◆ Work instructions
Only the total should be returned: the number of lines in the data that hold the string "JSON".

◆ Available data
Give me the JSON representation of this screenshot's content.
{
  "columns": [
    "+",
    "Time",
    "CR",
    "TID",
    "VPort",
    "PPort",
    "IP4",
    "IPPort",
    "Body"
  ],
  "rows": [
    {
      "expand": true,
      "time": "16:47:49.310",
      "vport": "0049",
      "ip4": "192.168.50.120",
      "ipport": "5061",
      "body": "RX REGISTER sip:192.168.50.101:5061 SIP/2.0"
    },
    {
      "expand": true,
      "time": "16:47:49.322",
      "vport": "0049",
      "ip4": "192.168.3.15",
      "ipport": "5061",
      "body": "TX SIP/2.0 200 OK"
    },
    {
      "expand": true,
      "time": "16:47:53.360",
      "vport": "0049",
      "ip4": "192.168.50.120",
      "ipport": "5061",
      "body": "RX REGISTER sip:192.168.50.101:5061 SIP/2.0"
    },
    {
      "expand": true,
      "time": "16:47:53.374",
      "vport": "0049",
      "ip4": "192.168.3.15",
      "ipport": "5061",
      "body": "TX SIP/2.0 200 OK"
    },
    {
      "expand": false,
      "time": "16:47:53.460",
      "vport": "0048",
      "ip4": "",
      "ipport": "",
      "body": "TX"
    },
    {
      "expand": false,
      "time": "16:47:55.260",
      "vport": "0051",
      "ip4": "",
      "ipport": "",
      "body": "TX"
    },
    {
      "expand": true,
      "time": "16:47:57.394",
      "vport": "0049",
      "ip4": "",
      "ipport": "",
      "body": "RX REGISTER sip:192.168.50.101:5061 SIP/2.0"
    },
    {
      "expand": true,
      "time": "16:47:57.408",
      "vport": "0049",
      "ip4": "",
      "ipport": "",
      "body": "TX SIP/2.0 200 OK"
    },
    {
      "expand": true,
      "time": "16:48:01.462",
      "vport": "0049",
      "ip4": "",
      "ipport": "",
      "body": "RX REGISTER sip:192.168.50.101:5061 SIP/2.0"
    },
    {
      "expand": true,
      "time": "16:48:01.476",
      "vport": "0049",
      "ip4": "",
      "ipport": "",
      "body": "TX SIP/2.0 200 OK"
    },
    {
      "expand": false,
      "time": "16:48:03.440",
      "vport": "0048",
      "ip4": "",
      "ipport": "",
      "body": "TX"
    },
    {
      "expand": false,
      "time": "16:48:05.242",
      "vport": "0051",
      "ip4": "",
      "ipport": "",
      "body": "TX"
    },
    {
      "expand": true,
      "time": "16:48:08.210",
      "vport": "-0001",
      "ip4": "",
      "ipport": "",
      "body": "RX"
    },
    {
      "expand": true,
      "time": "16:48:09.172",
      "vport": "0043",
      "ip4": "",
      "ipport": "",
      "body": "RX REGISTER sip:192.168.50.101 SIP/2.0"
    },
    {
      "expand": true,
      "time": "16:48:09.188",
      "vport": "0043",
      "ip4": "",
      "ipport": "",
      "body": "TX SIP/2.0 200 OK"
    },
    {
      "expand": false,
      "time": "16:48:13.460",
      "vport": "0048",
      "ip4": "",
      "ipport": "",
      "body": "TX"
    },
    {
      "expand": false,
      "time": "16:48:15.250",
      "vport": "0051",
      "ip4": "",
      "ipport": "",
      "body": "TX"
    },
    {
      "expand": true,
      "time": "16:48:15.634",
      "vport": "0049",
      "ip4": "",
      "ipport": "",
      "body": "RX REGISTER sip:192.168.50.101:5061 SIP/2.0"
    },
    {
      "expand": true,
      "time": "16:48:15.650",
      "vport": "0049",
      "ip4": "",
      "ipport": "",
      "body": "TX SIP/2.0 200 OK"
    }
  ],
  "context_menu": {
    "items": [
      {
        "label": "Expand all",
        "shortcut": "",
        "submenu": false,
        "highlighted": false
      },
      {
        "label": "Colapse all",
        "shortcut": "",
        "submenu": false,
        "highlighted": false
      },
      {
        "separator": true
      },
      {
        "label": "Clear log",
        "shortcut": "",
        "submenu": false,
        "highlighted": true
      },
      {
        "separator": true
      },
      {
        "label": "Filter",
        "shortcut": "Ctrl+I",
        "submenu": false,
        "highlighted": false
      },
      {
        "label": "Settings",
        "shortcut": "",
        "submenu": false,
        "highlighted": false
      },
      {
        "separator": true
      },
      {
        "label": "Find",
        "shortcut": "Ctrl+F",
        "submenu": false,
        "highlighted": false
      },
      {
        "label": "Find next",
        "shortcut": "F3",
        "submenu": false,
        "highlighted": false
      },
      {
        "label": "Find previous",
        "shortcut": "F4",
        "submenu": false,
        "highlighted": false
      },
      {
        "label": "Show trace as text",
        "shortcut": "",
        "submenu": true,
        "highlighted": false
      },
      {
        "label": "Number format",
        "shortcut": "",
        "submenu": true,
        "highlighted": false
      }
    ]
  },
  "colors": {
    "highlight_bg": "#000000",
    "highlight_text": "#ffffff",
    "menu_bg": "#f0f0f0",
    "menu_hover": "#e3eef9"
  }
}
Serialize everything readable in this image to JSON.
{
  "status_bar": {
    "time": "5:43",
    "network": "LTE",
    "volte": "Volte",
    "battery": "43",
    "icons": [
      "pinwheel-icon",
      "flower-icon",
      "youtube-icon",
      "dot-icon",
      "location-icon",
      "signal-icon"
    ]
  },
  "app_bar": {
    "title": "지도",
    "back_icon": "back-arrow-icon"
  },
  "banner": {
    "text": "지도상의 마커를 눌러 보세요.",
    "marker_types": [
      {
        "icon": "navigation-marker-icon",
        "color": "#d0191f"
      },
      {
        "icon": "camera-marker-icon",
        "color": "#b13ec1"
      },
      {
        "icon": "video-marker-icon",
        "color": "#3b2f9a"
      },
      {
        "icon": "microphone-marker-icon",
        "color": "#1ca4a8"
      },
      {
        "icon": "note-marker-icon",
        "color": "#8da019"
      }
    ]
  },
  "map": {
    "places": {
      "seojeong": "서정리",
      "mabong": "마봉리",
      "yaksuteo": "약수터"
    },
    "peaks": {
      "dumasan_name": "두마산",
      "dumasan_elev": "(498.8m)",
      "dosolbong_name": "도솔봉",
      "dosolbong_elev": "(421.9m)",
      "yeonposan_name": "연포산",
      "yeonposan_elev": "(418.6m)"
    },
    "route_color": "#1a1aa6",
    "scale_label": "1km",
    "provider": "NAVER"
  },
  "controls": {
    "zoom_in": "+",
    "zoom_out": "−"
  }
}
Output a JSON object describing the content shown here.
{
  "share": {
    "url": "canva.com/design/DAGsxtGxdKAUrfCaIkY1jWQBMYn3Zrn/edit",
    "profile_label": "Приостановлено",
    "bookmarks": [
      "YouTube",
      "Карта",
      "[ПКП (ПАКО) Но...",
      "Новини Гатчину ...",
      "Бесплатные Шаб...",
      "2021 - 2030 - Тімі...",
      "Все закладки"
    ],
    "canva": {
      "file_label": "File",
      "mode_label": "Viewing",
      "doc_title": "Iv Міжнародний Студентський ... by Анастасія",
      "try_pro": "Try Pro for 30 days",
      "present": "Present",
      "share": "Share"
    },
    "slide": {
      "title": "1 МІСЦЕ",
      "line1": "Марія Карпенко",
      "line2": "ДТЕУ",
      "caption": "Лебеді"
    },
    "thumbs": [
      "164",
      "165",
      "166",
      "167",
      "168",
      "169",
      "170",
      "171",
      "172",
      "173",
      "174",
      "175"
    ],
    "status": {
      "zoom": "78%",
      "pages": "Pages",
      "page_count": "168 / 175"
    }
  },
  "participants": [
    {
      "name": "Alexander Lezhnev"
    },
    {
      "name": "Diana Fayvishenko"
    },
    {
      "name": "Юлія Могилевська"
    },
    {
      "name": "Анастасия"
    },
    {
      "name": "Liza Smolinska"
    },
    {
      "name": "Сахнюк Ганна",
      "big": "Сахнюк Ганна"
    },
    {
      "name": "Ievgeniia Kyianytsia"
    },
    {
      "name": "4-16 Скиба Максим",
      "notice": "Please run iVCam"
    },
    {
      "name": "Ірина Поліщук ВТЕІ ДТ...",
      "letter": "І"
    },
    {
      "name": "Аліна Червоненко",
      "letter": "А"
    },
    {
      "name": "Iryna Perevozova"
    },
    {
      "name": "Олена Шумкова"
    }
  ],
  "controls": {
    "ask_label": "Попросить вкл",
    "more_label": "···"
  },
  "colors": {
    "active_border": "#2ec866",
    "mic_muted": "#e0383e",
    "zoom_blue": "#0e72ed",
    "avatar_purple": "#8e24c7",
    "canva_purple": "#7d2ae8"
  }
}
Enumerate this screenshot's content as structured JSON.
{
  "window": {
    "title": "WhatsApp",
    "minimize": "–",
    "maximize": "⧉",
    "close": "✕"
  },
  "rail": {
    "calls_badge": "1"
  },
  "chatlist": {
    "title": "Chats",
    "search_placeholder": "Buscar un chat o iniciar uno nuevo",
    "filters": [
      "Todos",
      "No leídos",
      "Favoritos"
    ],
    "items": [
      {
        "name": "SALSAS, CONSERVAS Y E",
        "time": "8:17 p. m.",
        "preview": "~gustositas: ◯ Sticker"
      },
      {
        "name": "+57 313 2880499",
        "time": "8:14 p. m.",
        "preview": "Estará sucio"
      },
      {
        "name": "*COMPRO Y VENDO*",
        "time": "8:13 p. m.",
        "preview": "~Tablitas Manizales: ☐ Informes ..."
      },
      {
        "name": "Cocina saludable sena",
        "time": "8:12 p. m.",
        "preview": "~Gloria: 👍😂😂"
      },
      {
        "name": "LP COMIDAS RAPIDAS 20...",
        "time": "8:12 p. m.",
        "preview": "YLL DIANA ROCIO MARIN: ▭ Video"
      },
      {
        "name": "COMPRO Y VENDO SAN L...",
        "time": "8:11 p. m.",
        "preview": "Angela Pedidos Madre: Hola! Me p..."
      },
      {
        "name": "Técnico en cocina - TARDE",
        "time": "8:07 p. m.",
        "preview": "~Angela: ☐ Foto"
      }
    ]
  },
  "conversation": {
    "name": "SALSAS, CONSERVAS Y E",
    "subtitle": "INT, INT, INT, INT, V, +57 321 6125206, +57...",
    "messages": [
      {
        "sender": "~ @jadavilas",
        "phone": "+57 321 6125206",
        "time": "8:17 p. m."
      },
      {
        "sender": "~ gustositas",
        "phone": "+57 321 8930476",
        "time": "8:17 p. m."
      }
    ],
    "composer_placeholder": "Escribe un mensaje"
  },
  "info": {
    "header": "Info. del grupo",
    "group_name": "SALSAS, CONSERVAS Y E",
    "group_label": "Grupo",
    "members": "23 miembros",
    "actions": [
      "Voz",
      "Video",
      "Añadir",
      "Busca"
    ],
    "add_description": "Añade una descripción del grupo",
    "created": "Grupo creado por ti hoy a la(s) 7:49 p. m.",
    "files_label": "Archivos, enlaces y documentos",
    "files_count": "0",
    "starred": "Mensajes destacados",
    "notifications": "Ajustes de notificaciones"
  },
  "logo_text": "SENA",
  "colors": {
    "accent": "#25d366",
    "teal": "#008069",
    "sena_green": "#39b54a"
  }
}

◆ Response to this exercise
4